My day off from school is Sunday.  I won’t check discussion boards that day.  I won’t answer student e-mail.  I won’t.  If I do, I expect you to call me on it.  I might have a good reason, but might not, as I am a bit of a to-do-aholic.  I will help you and you can help me to take better care.

~Ms. A.

I Believe I Can Fly


Our deepest fear is not that we are inadequate. Our deepest fear is that we are powerful beyond measure. We ask ourselves, Who am I to be brilliant, gorgeous, talented, fabulous? Actually, who are you not to be? We were born to make manifest the glory of God that is within us. And as we let our own light shine, we unconsciously give other people permission to do the same.

~Marianne Williamson

 Here is a form of writing invention that is often helpful when trying to find a topic to journal or essay.   Listing can take us to some very interesting places to write.

 Choose the very beginnings of a phrase and list all of the possibilities. Feel free to steal any of these to prompt your writing.   Here is an example from one of my own journals.

I believe… 

            …Kool aid makes me smile.

            …women, as a gender, are is pain.

            …men, as a gender, feel abandoned.

            …race is dynamic.

            …in good deeds done.

            …in good kharma.

            …there is a clown in every circus.

            …pizza is a food group and falls under chocolate on the food pyramid.

            …slow dancing sparks old feelings into new again.

            …the foam of surf tells a story.

            …divorce is too easy and infidelity socially acceptable.

            …my students do not know how smart they are or how smart they can be.

            …words are important.

            …time is artificial and should be deleted from life.

            …laughing is healing and hugs forgiving.

            …a good book, a hot cup of tea, and a rainy day soothes the blues.

            …to do lists can be good and can be bad.

            …starvation does not have to exist.

            …we, as a people, are selfish to the point of blindness.

            …the good ones do not run for President.

            …violence is a product of lost love of mankind.

            …children are worth it every time and no matter what.

            …love is enough.

            …beach bums know something the rest of us missed.

            …a look can make, or break, a child.

            …my students are insecure about their own potential.

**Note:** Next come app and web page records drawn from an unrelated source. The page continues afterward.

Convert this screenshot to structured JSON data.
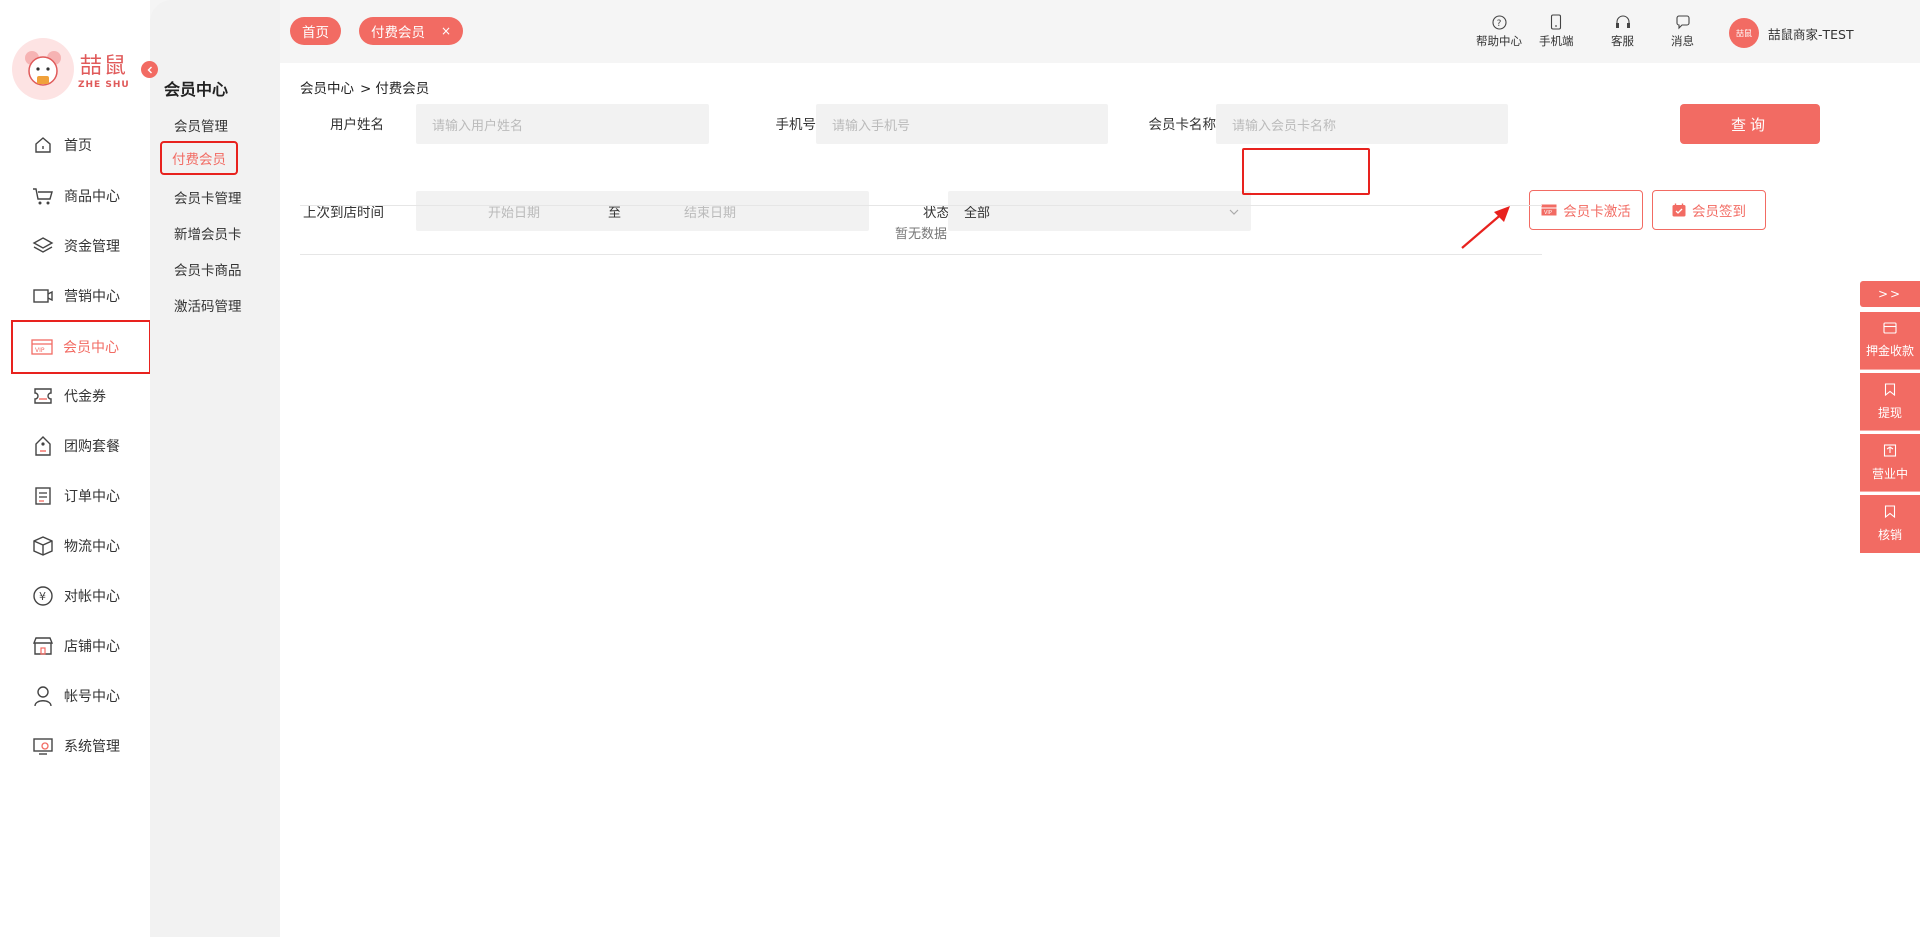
{
  "brand": {
    "name_cn": "喆鼠",
    "name_en": "ZHE SHU"
  },
  "sidebar": {
    "items": [
      {
        "label": "首页",
        "icon": "home-icon"
      },
      {
        "label": "商品中心",
        "icon": "cart-icon"
      },
      {
        "label": "资金管理",
        "icon": "layers-icon"
      },
      {
        "label": "营销中心",
        "icon": "megaphone-icon"
      },
      {
        "label": "会员中心",
        "icon": "vip-card-icon",
        "active": true
      },
      {
        "label": "代金券",
        "icon": "ticket-icon"
      },
      {
        "label": "团购套餐",
        "icon": "tag-icon"
      },
      {
        "label": "订单中心",
        "icon": "document-icon"
      },
      {
        "label": "物流中心",
        "icon": "box-icon"
      },
      {
        "label": "对帐中心",
        "icon": "yen-coin-icon"
      },
      {
        "label": "店铺中心",
        "icon": "store-icon"
      },
      {
        "label": "帐号中心",
        "icon": "user-icon"
      },
      {
        "label": "系统管理",
        "icon": "settings-screen-icon"
      }
    ]
  },
  "subnav": {
    "title": "会员中心",
    "items": [
      {
        "label": "会员管理"
      },
      {
        "label": "付费会员",
        "active": true
      },
      {
        "label": "会员卡管理"
      },
      {
        "label": "新增会员卡"
      },
      {
        "label": "会员卡商品"
      },
      {
        "label": "激活码管理"
      }
    ]
  },
  "topbar": {
    "tabs": [
      {
        "label": "首页"
      },
      {
        "label": "付费会员",
        "closable": true,
        "close": "×"
      }
    ],
    "tools": [
      {
        "label": "帮助中心",
        "icon": "help-circle-icon"
      },
      {
        "label": "手机端",
        "icon": "mobile-icon"
      },
      {
        "label": "客服",
        "icon": "headset-icon"
      },
      {
        "label": "消息",
        "icon": "message-icon"
      }
    ],
    "avatar_text": "喆鼠",
    "user_name": "喆鼠商家-TEST"
  },
  "breadcrumb": {
    "parent": "会员中心",
    "sep": ">",
    "current": "付费会员"
  },
  "filters": {
    "user_name_label": "用户姓名",
    "user_name_placeholder": "请输入用户姓名",
    "phone_label": "手机号",
    "phone_placeholder": "请输入手机号",
    "card_name_label": "会员卡名称",
    "card_name_placeholder": "请输入会员卡名称",
    "last_visit_label": "上次到店时间",
    "start_placeholder": "开始日期",
    "range_sep": "至",
    "end_placeholder": "结束日期",
    "status_label": "状态",
    "status_value": "全部"
  },
  "actions": {
    "query": "查询",
    "activate_card": "会员卡激活",
    "sign_in": "会员签到"
  },
  "table": {
    "empty_text": "暂无数据"
  },
  "float_panel": {
    "expand": ">>",
    "items": [
      {
        "label": "押金收款",
        "icon": "card-icon"
      },
      {
        "label": "提现",
        "icon": "bookmark-icon"
      },
      {
        "label": "营业中",
        "icon": "shop-icon"
      },
      {
        "label": "核销",
        "icon": "bookmark-icon"
      }
    ]
  },
  "colors": {
    "accent": "#f26b63",
    "highlight": "#e8221e"
  }
}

            …there are people in the world who should be parents.

            …I believe we are all scared of one another.

            …believe in me.

Leave a comment including your “I believe…” statement.

~Ms. A